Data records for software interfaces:
_____

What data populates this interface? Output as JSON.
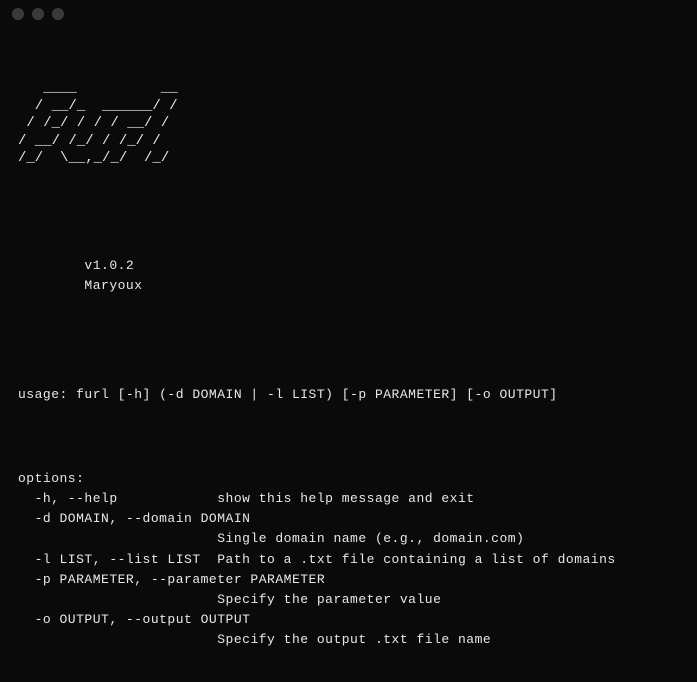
{
  "titlebar": {
    "buttons": [
      "close",
      "minimize",
      "zoom"
    ]
  },
  "banner": {
    "ascii": "   ____          __\n  / __/_  ______/ /\n / /_/ / / / __/ / \n/ __/ /_/ / /_/ /  \n/_/  \\__,_/_/  /_/  "
  },
  "meta": {
    "version": "v1.0.2",
    "author": "Maryoux"
  },
  "usage": {
    "line": "usage: furl [-h] (-d DOMAIN | -l LIST) [-p PARAMETER] [-o OUTPUT]"
  },
  "options": {
    "header": "options:",
    "items": [
      {
        "flag": "  -h, --help            ",
        "desc": "show this help message and exit"
      },
      {
        "flag": "  -d DOMAIN, --domain DOMAIN",
        "desc": ""
      },
      {
        "flag": "                        ",
        "desc": "Single domain name (e.g., domain.com)"
      },
      {
        "flag": "  -l LIST, --list LIST  ",
        "desc": "Path to a .txt file containing a list of domains"
      },
      {
        "flag": "  -p PARAMETER, --parameter PARAMETER",
        "desc": ""
      },
      {
        "flag": "                        ",
        "desc": "Specify the parameter value"
      },
      {
        "flag": "  -o OUTPUT, --output OUTPUT",
        "desc": ""
      },
      {
        "flag": "                        ",
        "desc": "Specify the output .txt file name"
      }
    ]
  }
}
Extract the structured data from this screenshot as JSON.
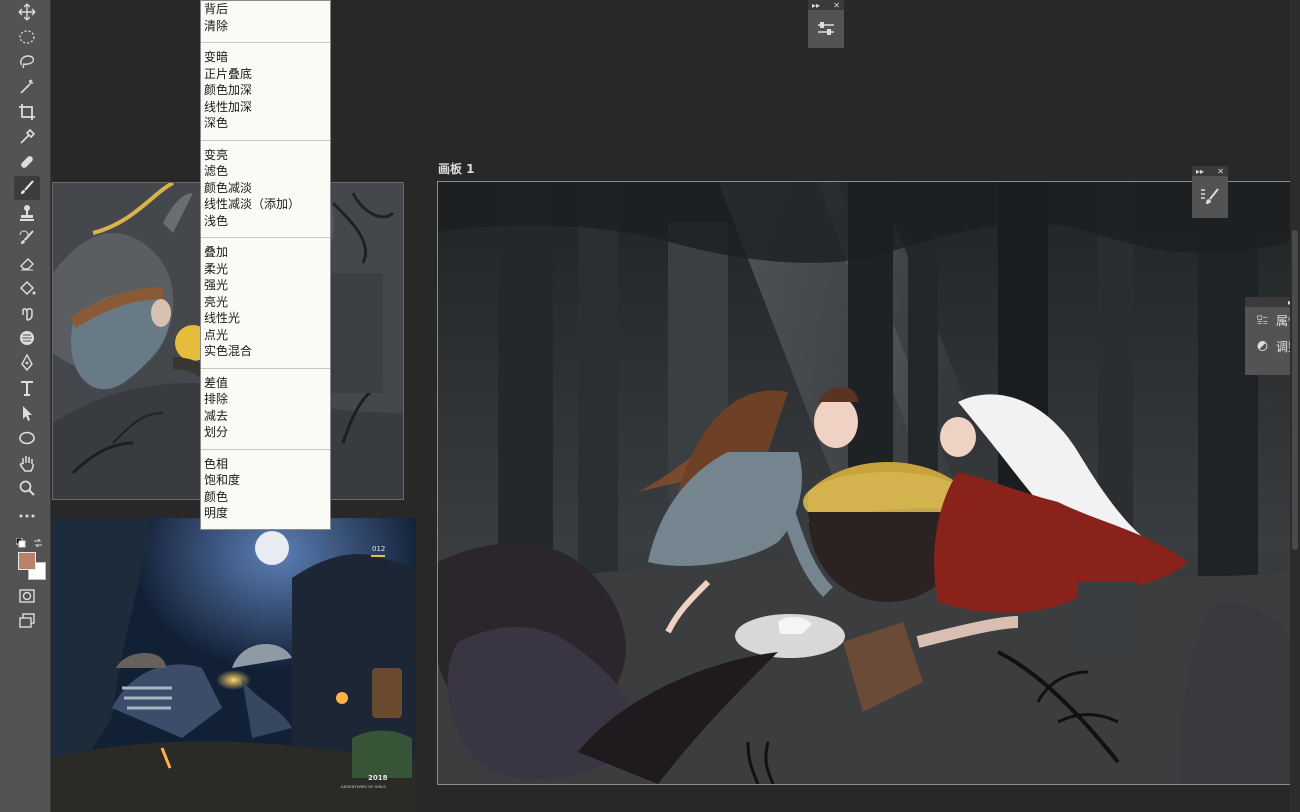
{
  "toolbar": {
    "tools": [
      "move-tool",
      "marquee-tool",
      "lasso-tool",
      "magic-wand-tool",
      "crop-tool",
      "eyedropper-tool",
      "healing-tool",
      "brush-tool",
      "clone-stamp-tool",
      "history-brush-tool",
      "eraser-tool",
      "paint-bucket-tool",
      "smudge-tool",
      "dodge-tool",
      "pen-tool",
      "type-tool",
      "path-select-tool",
      "ellipse-tool",
      "hand-tool",
      "zoom-tool",
      "more-tools"
    ],
    "active": "brush-tool",
    "foreground_color": "#b8826a",
    "background_color": "#ffffff"
  },
  "blend_menu": {
    "groups": [
      [
        "背后",
        "清除"
      ],
      [
        "变暗",
        "正片叠底",
        "颜色加深",
        "线性加深",
        "深色"
      ],
      [
        "变亮",
        "滤色",
        "颜色减淡",
        "线性减淡（添加）",
        "浅色"
      ],
      [
        "叠加",
        "柔光",
        "强光",
        "亮光",
        "线性光",
        "点光",
        "实色混合"
      ],
      [
        "差值",
        "排除",
        "减去",
        "划分"
      ],
      [
        "色相",
        "饱和度",
        "颜色",
        "明度"
      ]
    ]
  },
  "artboard": {
    "label": "画板 1"
  },
  "reference_bottom": {
    "number": "012",
    "year": "2018",
    "caption": "ADVENTURES OF GIRLS"
  },
  "props_panel": {
    "items": [
      {
        "icon": "properties-icon",
        "label": "属性"
      },
      {
        "icon": "adjustments-icon",
        "label": "调整"
      }
    ]
  },
  "panel_controls": {
    "collapse": "▸▸",
    "close": "✕"
  },
  "colors": {
    "app_bg": "#282828",
    "toolbar_bg": "#535353",
    "menu_bg": "#fbfbf6"
  }
}
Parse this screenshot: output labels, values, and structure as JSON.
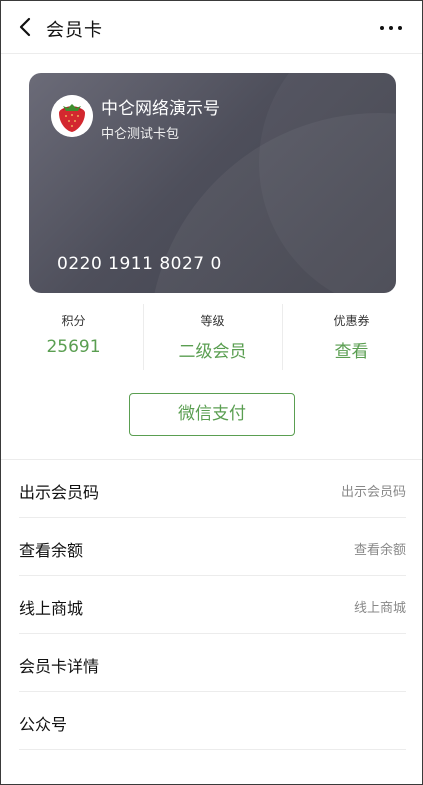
{
  "header": {
    "title": "会员卡"
  },
  "card": {
    "merchant_name": "中仑网络演示号",
    "card_name": "中仑测试卡包",
    "card_number": "0220 1911 8027 0"
  },
  "stats": [
    {
      "label": "积分",
      "value": "25691"
    },
    {
      "label": "等级",
      "value": "二级会员"
    },
    {
      "label": "优惠券",
      "value": "查看"
    }
  ],
  "pay_button_label": "微信支付",
  "menu": [
    {
      "title": "出示会员码",
      "hint": "出示会员码"
    },
    {
      "title": "查看余额",
      "hint": "查看余额"
    },
    {
      "title": "线上商城",
      "hint": "线上商城"
    },
    {
      "title": "会员卡详情",
      "hint": ""
    },
    {
      "title": "公众号",
      "hint": ""
    }
  ],
  "colors": {
    "accent": "#5a9e51",
    "card_dark": "#3f404b",
    "card_light": "#6b6b78"
  },
  "icons": {
    "back": "chevron-left-icon",
    "more": "more-dots-icon",
    "logo": "strawberry-logo"
  }
}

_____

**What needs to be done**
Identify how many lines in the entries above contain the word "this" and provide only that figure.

**Result below**
4